* Task inputs
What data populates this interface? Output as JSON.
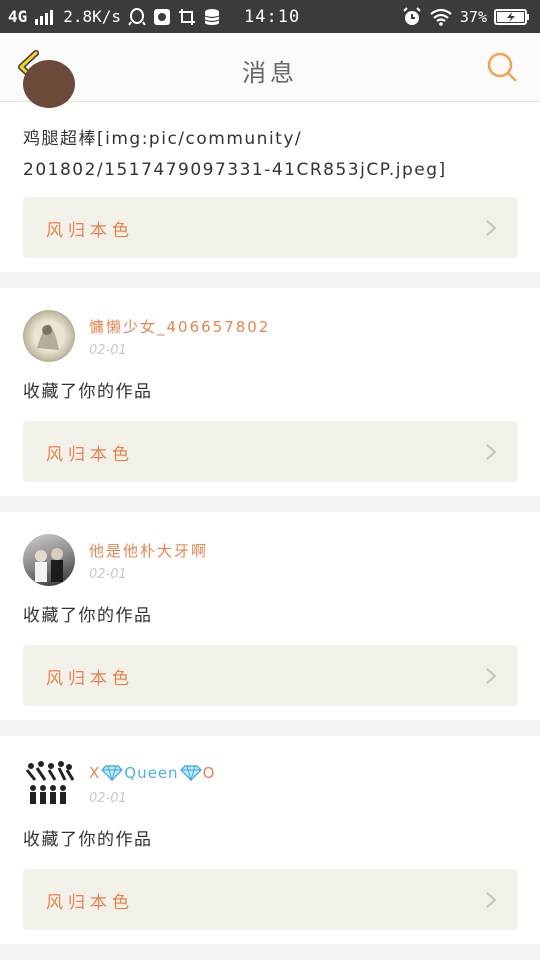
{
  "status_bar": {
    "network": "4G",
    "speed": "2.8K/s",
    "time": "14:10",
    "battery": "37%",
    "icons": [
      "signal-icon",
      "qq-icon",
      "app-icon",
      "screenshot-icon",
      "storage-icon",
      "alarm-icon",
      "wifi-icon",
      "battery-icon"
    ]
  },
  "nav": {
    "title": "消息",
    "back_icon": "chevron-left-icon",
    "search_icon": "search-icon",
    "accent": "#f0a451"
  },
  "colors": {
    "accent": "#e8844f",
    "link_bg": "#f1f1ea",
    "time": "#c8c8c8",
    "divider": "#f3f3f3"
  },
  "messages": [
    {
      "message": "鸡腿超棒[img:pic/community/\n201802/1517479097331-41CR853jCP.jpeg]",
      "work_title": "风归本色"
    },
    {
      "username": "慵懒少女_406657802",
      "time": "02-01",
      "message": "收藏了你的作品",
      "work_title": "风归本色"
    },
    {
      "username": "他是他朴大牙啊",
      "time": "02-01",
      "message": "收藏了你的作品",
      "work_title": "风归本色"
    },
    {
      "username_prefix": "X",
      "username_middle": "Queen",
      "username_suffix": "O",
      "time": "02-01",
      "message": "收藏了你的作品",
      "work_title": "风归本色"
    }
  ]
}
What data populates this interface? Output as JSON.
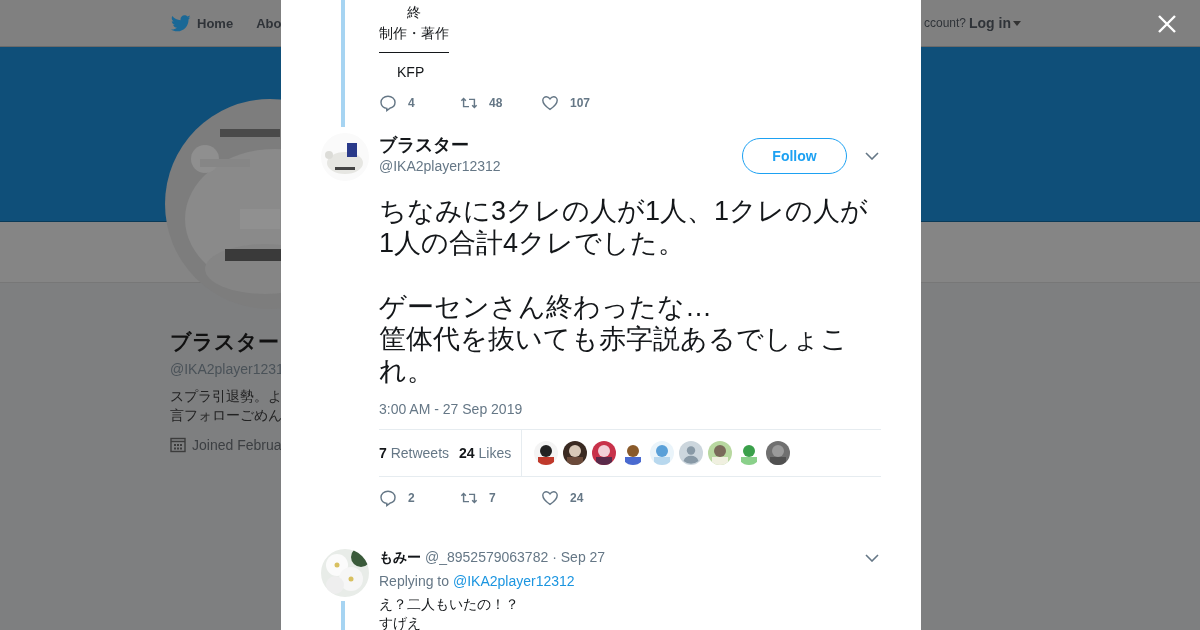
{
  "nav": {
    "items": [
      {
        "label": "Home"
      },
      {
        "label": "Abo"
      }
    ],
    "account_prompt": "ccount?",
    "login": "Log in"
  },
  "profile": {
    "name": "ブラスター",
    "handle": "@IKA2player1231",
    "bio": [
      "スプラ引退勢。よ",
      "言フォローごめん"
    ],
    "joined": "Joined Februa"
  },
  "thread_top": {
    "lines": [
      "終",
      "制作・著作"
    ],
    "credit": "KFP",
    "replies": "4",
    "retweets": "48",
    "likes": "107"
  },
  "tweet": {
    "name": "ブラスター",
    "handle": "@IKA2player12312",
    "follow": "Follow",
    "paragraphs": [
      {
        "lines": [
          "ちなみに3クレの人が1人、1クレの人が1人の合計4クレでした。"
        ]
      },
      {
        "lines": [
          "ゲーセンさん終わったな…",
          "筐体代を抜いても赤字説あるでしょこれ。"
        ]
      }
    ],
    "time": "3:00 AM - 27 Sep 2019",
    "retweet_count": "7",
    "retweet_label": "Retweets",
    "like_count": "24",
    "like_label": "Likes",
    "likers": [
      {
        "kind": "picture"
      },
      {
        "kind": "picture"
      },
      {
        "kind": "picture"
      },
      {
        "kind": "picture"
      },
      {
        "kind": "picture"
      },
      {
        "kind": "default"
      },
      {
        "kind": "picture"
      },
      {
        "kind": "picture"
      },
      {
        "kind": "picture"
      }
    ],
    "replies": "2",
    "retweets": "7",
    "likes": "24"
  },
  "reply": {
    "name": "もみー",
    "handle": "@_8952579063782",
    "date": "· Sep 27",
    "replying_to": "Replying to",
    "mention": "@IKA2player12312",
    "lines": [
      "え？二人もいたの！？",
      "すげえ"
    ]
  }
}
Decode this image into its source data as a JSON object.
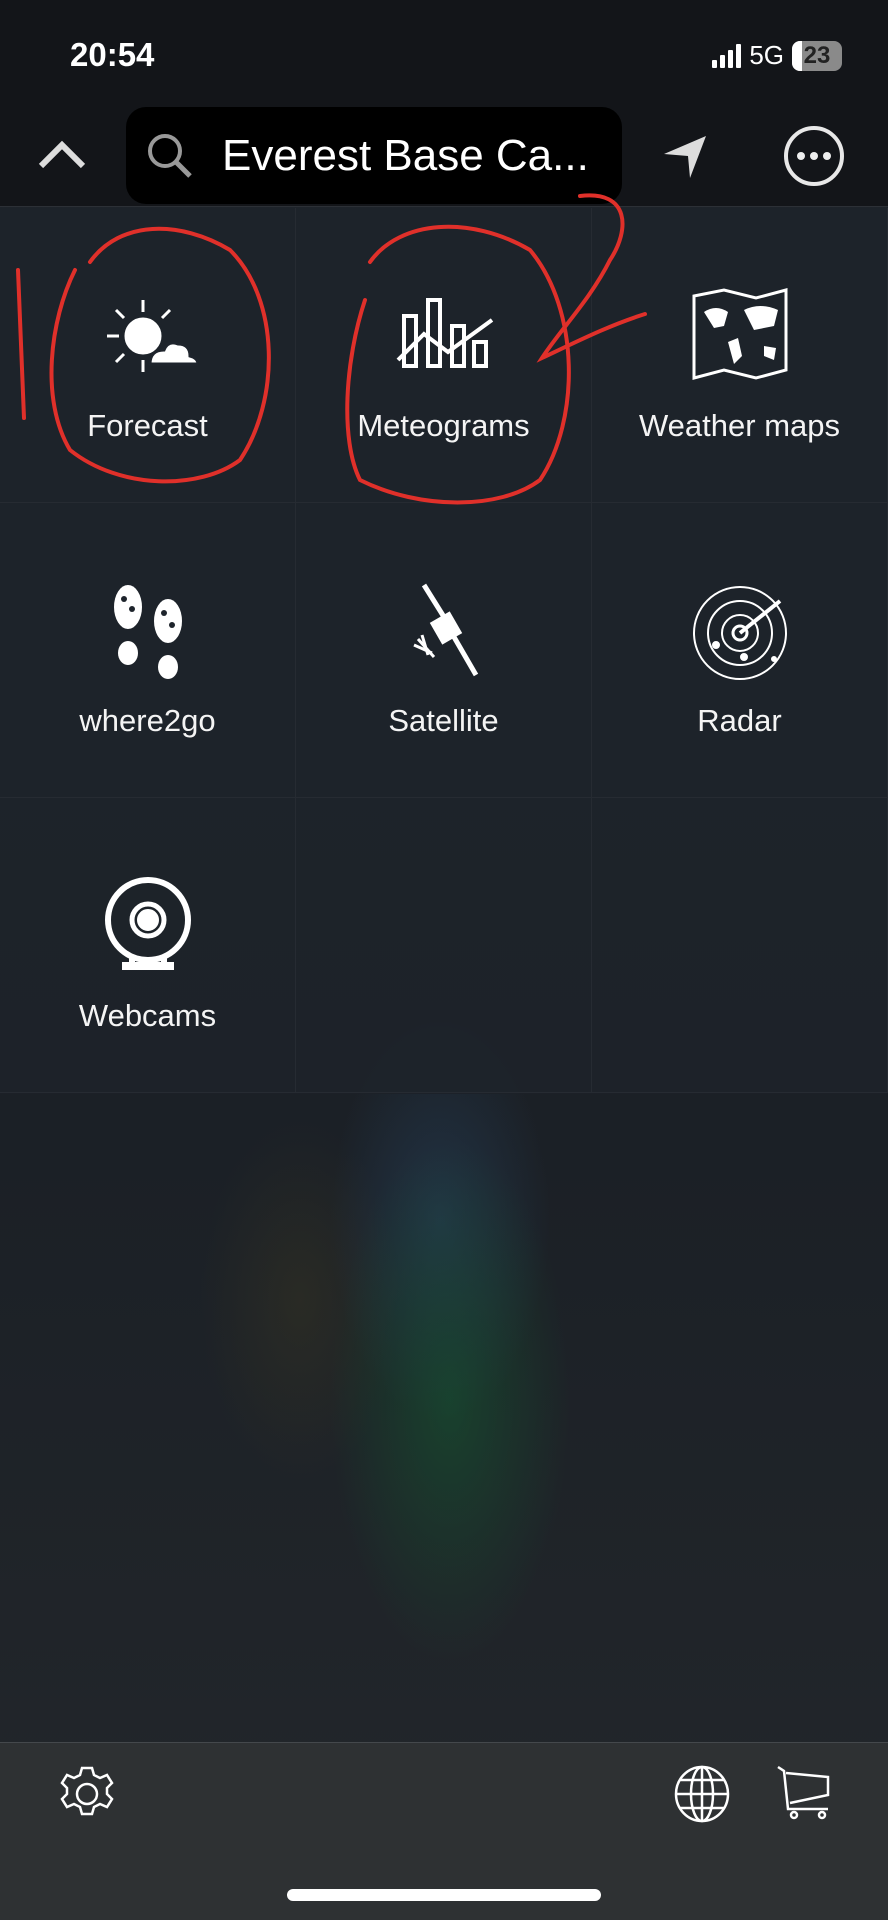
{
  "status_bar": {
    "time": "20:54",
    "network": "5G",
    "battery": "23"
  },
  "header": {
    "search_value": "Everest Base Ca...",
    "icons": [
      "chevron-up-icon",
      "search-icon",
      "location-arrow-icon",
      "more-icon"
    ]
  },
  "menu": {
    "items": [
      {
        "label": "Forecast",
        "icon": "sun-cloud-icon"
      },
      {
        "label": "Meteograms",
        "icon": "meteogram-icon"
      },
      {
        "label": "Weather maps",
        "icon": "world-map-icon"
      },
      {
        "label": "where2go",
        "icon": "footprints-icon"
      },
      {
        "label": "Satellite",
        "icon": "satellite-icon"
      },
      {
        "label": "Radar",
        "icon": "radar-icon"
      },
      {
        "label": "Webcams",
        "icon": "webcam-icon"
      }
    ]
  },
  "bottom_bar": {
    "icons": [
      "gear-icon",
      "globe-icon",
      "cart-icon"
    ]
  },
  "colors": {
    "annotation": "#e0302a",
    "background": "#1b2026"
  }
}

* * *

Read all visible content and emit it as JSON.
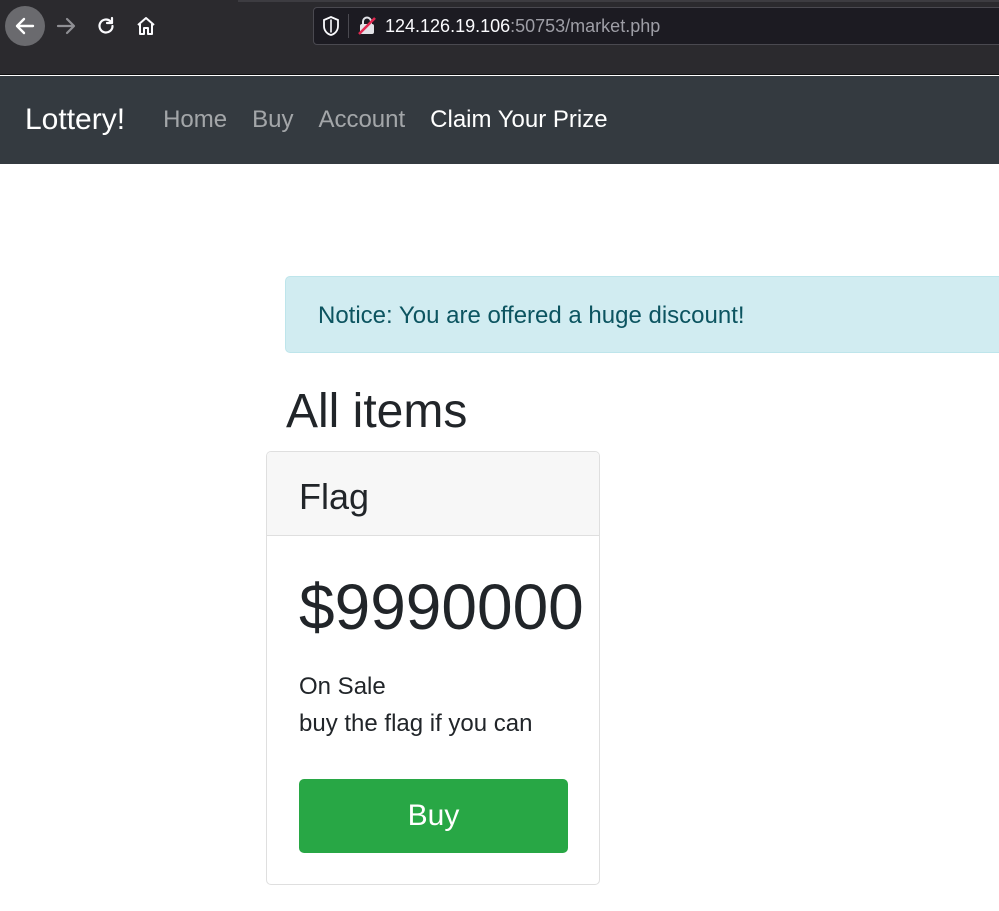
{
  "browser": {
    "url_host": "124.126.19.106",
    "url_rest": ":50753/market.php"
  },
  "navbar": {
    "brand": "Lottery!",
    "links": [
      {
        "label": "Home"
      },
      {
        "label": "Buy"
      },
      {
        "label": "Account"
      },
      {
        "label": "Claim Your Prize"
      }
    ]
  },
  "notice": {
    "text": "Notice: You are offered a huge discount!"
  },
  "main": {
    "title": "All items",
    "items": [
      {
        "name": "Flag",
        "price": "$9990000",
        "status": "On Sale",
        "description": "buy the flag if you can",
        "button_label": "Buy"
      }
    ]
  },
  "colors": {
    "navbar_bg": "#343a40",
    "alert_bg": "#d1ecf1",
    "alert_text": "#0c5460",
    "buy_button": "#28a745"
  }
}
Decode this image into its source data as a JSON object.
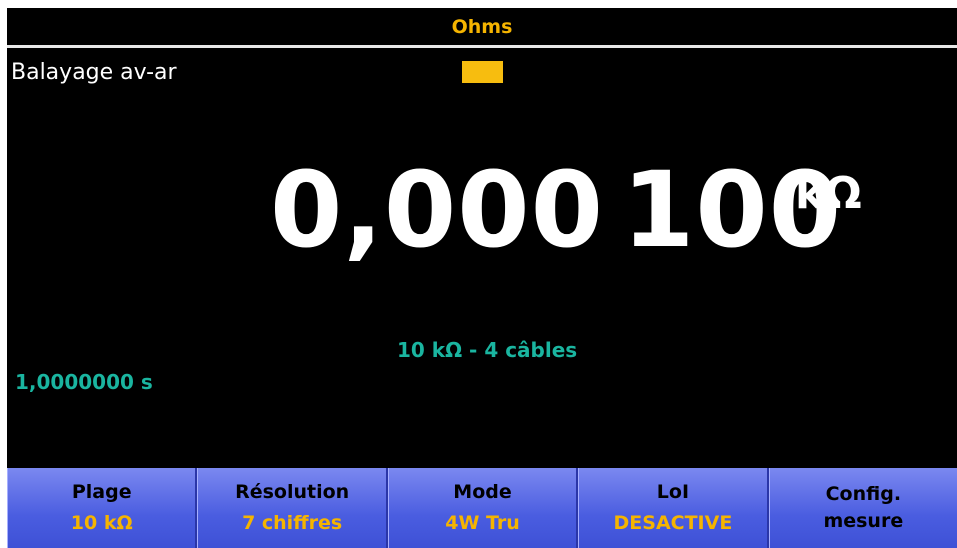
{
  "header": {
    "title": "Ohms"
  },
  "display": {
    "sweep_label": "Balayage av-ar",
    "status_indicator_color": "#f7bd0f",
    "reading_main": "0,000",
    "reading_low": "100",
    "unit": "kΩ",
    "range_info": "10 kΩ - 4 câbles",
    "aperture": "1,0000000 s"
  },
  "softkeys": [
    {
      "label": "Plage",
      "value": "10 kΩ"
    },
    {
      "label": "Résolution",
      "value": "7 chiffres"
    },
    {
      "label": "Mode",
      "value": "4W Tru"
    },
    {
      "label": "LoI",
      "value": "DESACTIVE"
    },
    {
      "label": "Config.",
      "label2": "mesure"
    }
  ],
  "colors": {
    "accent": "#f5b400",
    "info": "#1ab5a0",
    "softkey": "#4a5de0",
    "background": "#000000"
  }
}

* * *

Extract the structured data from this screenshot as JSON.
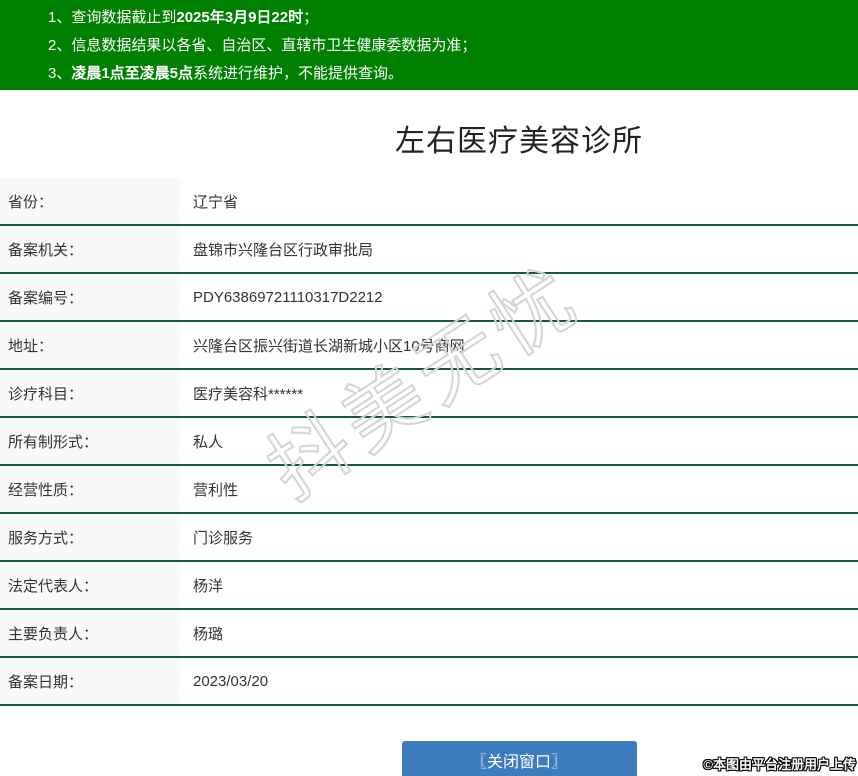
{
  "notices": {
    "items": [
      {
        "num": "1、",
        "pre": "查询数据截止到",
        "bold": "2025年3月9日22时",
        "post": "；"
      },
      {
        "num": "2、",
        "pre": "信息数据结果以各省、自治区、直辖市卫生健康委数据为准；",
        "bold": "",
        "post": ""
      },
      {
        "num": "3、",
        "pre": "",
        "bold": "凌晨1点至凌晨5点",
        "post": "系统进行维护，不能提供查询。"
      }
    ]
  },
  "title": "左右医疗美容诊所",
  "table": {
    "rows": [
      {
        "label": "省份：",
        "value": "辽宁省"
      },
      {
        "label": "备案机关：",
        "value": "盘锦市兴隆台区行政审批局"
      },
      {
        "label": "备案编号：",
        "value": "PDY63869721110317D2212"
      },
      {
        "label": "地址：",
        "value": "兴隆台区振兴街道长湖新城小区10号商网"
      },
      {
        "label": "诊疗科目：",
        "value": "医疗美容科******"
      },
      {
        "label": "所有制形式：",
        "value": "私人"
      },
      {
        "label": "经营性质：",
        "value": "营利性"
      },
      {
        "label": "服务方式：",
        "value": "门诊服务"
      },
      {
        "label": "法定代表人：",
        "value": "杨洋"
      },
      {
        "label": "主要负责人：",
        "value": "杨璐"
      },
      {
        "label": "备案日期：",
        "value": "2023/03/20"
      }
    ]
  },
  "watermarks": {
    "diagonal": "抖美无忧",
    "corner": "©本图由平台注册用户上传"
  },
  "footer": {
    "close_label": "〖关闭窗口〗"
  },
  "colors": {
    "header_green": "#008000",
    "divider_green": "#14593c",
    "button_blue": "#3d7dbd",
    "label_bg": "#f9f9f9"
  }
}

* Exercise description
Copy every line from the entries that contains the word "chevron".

* Exercise result
    "back_icon": "chevron-left-icon",
      "chevron-up-icon",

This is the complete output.